◆ Task item: Search the entries for the word "СКУД" and pull out each line that has it.

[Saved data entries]
________________________

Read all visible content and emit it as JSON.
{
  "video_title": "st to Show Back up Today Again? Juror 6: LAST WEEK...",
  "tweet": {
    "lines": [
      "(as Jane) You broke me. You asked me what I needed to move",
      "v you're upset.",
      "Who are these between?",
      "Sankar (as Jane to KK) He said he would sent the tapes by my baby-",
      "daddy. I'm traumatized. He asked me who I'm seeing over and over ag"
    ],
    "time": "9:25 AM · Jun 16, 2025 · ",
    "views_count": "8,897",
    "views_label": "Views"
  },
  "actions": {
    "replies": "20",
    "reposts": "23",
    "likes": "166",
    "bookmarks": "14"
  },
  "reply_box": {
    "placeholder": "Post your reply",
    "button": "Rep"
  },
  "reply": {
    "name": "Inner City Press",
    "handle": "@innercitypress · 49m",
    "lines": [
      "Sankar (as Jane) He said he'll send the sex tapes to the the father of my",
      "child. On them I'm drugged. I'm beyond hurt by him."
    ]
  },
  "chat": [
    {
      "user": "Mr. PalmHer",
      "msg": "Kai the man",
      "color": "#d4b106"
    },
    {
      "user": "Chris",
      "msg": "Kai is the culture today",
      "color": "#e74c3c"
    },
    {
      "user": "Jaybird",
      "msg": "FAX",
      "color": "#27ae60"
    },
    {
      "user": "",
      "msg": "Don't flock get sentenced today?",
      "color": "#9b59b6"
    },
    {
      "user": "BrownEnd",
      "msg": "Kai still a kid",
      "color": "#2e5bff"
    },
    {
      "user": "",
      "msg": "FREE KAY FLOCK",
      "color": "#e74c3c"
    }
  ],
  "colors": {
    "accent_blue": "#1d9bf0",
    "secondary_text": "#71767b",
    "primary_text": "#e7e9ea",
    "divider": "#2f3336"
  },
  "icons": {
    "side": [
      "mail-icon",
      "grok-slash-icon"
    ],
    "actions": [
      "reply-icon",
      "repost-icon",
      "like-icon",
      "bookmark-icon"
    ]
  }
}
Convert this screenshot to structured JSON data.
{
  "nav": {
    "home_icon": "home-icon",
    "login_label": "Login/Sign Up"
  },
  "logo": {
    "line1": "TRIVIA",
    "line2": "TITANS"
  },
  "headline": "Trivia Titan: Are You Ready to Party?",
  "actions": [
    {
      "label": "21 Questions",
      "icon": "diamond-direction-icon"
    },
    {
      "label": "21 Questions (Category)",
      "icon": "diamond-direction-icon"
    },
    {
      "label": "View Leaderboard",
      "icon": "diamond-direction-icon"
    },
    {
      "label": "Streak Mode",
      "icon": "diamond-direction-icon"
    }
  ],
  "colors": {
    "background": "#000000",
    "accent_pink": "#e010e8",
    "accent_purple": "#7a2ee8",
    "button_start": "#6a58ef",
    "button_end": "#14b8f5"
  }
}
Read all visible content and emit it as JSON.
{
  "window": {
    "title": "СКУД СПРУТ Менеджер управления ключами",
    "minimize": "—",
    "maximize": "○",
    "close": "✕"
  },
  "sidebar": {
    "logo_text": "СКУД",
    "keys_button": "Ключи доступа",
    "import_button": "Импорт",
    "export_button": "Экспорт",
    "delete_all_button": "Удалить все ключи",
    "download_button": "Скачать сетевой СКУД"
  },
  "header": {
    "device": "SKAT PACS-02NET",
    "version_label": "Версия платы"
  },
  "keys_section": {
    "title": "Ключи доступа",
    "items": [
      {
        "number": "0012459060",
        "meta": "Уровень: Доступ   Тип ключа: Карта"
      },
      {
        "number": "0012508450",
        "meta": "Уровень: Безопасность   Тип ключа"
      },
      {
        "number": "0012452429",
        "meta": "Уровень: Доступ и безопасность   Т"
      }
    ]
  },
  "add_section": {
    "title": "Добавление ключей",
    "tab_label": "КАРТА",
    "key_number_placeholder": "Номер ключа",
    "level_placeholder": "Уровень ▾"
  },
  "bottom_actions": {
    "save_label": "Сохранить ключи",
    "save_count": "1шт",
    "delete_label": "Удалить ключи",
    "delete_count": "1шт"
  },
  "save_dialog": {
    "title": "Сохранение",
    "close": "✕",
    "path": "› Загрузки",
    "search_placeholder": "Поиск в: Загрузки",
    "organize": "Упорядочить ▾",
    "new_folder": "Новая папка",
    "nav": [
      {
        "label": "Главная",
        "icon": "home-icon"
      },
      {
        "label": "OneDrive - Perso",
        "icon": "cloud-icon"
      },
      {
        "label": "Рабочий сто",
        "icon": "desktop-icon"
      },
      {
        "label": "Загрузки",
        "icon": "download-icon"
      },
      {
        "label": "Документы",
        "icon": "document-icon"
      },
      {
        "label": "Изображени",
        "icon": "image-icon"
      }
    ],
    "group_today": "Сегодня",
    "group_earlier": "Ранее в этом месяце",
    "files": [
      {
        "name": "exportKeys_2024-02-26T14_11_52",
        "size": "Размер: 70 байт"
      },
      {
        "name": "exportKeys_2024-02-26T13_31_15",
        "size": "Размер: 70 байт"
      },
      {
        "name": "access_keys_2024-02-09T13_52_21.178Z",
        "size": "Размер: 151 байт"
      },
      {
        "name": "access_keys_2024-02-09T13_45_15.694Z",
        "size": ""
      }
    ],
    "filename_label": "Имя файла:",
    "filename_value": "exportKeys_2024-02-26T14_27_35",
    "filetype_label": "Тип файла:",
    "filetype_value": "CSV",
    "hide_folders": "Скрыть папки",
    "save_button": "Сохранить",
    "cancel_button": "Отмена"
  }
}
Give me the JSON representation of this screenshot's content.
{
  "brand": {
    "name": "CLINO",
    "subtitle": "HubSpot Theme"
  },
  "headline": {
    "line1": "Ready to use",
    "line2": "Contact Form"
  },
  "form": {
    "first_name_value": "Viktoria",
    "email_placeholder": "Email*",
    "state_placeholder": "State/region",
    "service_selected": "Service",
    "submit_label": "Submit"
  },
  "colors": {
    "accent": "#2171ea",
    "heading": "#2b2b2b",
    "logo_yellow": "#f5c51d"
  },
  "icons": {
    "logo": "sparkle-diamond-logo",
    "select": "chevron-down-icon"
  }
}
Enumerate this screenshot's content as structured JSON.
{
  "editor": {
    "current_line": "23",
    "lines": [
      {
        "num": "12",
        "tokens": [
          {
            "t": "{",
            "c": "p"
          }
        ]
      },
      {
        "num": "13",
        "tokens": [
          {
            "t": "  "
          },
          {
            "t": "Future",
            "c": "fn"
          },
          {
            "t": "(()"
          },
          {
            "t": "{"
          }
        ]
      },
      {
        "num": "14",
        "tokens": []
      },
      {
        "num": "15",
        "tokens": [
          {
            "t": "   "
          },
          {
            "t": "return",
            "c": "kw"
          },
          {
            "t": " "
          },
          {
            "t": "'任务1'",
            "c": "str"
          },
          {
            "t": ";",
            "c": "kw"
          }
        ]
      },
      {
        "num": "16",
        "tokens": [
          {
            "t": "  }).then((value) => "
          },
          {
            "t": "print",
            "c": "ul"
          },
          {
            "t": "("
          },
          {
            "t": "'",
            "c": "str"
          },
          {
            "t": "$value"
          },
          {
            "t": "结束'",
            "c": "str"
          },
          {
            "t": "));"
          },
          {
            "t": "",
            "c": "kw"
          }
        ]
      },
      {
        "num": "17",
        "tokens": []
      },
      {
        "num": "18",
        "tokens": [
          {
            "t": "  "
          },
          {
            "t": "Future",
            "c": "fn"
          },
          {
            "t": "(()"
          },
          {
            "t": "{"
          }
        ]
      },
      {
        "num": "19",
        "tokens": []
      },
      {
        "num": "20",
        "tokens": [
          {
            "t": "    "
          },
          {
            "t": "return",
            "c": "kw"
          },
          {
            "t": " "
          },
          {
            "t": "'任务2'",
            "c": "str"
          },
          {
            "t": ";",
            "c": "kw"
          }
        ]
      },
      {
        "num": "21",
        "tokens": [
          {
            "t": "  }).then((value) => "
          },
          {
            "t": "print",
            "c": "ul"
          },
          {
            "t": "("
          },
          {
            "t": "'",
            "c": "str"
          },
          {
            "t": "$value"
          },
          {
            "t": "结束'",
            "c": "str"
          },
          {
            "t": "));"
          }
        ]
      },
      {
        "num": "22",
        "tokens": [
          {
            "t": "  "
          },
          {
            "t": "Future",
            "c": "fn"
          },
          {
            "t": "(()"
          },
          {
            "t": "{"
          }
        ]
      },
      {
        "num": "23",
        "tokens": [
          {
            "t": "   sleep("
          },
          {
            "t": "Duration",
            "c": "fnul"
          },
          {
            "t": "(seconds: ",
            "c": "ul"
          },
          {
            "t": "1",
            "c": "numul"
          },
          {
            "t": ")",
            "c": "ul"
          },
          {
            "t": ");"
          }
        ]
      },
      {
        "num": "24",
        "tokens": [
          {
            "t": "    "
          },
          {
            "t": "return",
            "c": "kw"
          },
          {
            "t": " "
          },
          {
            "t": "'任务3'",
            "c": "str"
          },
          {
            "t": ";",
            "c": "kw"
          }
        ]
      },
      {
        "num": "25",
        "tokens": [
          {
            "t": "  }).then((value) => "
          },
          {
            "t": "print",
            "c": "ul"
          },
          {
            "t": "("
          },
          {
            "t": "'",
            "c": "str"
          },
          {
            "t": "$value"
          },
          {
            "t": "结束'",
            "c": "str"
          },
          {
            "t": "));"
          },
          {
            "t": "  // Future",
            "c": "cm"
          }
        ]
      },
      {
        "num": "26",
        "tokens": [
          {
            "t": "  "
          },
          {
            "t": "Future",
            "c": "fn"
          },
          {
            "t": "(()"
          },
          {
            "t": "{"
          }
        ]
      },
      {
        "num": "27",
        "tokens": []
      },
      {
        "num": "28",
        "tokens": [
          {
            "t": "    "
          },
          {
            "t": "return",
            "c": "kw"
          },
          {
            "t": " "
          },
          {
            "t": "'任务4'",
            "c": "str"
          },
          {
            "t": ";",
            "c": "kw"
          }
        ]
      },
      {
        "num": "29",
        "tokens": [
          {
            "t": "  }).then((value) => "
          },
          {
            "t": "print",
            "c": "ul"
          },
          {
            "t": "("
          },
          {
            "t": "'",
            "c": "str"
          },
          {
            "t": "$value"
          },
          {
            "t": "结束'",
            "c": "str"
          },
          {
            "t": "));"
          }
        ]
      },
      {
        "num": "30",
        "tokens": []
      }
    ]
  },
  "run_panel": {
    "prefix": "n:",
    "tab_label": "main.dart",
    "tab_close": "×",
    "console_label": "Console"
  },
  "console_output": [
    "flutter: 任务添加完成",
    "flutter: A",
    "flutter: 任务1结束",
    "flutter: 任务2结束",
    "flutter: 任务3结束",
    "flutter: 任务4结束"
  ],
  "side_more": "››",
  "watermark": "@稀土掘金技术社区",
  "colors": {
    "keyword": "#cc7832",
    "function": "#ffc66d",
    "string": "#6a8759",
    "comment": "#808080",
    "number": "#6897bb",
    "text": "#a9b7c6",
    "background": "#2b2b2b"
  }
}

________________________

◆ Output below:
    "title": "СКУД СПРУТ Менеджер управления ключами",
    "logo_text": "СКУД",
    "download_button": "Скачать сетевой СКУД"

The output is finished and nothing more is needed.